- Exercise goal -
Please copy every line from the records below that contains the string "kind".

- - - - -

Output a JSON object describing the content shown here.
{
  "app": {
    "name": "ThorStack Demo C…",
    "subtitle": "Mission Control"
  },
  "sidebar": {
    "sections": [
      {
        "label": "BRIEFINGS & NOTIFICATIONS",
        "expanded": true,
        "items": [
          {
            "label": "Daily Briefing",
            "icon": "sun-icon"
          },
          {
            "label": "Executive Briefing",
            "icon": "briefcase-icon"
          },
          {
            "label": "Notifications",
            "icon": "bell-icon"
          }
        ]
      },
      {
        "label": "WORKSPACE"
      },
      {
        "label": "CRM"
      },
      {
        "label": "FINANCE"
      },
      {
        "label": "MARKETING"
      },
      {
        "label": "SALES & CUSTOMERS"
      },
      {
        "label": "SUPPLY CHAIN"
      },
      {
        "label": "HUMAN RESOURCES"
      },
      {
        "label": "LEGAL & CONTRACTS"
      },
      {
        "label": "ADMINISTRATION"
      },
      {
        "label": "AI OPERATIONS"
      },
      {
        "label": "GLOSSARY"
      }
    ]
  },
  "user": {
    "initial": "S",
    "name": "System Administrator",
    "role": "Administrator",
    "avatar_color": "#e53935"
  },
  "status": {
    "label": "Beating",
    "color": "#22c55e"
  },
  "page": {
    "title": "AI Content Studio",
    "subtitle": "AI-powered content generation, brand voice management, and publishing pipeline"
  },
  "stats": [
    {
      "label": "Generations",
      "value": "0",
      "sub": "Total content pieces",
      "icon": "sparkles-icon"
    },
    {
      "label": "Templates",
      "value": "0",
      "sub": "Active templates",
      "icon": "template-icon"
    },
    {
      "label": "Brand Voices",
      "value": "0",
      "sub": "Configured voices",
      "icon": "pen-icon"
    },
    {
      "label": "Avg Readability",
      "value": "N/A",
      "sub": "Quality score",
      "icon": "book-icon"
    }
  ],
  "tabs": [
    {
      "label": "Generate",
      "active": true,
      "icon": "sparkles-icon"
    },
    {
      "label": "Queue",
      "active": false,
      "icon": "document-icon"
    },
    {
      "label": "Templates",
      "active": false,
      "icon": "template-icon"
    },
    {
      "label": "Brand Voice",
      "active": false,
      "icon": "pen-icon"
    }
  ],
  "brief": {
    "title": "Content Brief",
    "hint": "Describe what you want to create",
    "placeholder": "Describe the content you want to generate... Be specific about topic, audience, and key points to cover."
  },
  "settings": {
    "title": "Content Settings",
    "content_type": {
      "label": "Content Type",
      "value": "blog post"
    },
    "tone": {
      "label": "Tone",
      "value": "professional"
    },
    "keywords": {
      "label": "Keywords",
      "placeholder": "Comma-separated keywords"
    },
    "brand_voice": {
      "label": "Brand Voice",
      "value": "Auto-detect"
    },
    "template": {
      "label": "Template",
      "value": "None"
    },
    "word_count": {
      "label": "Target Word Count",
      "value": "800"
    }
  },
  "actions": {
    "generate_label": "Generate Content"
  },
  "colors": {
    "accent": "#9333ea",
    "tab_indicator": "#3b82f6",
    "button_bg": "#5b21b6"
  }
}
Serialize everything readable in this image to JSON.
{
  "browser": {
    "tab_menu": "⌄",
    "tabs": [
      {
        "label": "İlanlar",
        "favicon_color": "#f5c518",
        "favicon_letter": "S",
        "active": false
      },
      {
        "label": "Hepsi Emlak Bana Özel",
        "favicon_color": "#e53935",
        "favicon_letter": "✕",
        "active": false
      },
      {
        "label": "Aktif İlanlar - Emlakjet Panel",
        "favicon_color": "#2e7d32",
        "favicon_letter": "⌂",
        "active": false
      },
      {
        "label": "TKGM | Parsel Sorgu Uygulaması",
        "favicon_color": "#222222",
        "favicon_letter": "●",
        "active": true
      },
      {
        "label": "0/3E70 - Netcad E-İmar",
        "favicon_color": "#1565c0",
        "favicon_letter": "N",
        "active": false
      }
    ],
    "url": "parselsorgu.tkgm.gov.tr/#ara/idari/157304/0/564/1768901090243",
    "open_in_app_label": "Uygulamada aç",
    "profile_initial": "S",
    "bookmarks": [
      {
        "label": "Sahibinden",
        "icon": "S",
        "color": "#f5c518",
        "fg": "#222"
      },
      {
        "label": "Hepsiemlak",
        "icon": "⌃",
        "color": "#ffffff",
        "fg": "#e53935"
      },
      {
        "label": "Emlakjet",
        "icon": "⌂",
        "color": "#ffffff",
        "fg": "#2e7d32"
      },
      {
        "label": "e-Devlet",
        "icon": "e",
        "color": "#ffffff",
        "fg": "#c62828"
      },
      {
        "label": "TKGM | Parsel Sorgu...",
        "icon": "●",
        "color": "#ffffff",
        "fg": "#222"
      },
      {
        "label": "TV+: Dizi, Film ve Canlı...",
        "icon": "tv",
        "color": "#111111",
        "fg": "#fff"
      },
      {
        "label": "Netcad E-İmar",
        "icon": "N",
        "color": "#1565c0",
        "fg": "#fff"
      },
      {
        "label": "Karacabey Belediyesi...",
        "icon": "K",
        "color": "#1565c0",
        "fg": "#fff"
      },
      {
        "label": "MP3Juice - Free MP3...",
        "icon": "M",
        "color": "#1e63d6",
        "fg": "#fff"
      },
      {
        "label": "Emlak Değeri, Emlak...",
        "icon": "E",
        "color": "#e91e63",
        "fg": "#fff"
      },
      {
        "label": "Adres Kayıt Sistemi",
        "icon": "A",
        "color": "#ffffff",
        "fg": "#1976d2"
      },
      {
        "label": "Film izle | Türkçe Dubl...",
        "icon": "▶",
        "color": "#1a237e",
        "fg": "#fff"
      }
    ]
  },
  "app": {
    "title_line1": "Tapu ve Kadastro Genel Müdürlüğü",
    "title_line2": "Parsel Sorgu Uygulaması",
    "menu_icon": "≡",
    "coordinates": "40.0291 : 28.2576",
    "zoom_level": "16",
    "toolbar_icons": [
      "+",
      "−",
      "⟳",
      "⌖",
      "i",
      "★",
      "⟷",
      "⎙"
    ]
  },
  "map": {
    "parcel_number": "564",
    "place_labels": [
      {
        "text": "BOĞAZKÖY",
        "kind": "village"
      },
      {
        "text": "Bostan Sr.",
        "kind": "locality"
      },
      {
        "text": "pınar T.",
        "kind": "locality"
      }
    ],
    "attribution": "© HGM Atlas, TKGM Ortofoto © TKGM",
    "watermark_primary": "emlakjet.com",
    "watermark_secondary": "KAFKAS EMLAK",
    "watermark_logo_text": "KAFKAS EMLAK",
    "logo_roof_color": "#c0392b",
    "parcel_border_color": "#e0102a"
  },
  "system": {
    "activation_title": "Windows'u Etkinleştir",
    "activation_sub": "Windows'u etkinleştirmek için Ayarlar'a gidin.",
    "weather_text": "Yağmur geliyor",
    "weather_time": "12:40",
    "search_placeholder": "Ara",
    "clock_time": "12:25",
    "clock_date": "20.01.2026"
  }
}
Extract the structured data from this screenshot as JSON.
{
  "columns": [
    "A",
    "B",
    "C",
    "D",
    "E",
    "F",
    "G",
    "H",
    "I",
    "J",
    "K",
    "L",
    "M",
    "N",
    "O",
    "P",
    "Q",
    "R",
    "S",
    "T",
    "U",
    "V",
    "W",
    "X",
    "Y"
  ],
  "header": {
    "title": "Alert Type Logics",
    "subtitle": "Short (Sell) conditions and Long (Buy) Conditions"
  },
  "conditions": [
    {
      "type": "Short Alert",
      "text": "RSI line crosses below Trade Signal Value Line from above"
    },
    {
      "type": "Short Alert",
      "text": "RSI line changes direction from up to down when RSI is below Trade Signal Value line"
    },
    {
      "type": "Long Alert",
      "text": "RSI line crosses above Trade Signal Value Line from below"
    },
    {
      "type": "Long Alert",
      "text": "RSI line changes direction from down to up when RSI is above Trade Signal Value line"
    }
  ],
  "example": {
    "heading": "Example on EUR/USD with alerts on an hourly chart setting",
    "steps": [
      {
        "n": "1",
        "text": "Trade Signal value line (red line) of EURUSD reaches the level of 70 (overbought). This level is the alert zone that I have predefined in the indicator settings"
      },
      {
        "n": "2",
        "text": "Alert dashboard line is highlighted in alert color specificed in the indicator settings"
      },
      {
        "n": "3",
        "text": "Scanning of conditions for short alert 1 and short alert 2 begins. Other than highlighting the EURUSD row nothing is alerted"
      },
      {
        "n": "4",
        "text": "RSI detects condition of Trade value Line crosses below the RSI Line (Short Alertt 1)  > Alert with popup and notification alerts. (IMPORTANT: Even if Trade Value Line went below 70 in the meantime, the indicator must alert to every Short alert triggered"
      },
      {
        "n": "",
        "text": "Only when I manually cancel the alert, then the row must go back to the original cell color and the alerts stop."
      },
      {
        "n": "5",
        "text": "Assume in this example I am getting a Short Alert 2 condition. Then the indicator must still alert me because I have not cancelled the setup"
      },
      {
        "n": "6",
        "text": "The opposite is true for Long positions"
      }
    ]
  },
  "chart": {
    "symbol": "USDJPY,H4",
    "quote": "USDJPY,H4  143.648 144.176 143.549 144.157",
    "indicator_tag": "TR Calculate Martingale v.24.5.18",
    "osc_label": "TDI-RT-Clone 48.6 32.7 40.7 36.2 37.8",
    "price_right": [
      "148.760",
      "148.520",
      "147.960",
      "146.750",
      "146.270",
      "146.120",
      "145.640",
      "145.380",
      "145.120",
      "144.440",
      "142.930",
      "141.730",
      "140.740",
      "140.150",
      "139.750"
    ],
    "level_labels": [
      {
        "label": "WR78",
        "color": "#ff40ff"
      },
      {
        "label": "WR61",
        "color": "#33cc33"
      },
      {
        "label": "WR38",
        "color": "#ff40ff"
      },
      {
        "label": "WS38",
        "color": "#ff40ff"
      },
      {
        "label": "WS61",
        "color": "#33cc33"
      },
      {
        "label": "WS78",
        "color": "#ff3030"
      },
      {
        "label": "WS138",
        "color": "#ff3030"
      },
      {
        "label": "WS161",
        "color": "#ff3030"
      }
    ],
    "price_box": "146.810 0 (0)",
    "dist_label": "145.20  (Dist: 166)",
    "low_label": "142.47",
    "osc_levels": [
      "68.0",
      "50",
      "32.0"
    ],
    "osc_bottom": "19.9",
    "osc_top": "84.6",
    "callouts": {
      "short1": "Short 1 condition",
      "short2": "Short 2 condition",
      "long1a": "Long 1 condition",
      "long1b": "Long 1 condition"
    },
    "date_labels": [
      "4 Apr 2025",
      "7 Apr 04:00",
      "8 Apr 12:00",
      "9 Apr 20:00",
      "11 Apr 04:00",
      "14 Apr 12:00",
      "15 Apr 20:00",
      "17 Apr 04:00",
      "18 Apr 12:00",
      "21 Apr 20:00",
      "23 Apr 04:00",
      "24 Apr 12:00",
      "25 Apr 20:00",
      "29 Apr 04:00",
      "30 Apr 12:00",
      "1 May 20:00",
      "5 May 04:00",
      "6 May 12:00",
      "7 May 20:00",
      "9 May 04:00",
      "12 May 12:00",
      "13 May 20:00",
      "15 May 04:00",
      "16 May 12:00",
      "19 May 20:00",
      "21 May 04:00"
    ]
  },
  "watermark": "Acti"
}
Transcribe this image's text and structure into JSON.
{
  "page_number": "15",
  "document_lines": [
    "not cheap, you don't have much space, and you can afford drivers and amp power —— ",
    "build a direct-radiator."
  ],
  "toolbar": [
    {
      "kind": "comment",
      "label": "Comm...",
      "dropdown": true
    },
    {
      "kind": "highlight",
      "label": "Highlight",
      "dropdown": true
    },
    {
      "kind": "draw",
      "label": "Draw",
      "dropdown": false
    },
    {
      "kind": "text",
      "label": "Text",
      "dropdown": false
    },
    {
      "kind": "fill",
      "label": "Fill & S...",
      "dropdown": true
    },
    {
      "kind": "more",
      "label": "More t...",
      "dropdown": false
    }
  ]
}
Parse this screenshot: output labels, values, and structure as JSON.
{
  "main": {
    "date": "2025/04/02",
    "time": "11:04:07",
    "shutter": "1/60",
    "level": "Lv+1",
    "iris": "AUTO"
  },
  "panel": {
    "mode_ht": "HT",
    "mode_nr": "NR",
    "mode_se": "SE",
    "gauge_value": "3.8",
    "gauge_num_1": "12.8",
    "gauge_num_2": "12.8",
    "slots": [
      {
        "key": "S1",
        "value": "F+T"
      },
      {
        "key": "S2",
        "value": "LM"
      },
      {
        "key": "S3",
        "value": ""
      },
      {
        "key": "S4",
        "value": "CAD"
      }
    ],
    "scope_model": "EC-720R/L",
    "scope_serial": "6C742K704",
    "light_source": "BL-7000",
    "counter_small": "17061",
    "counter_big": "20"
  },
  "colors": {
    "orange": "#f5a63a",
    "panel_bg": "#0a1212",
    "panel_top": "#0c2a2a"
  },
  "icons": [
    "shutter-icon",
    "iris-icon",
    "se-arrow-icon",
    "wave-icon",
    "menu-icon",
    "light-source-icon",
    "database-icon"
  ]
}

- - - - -

- Result below -
        "kind": "village"
        "kind": "locality"
        "kind": "locality"
      "kind": "comment",
      "kind": "highlight",
      "kind": "draw",
      "kind": "text",
      "kind": "fill",
      "kind": "more",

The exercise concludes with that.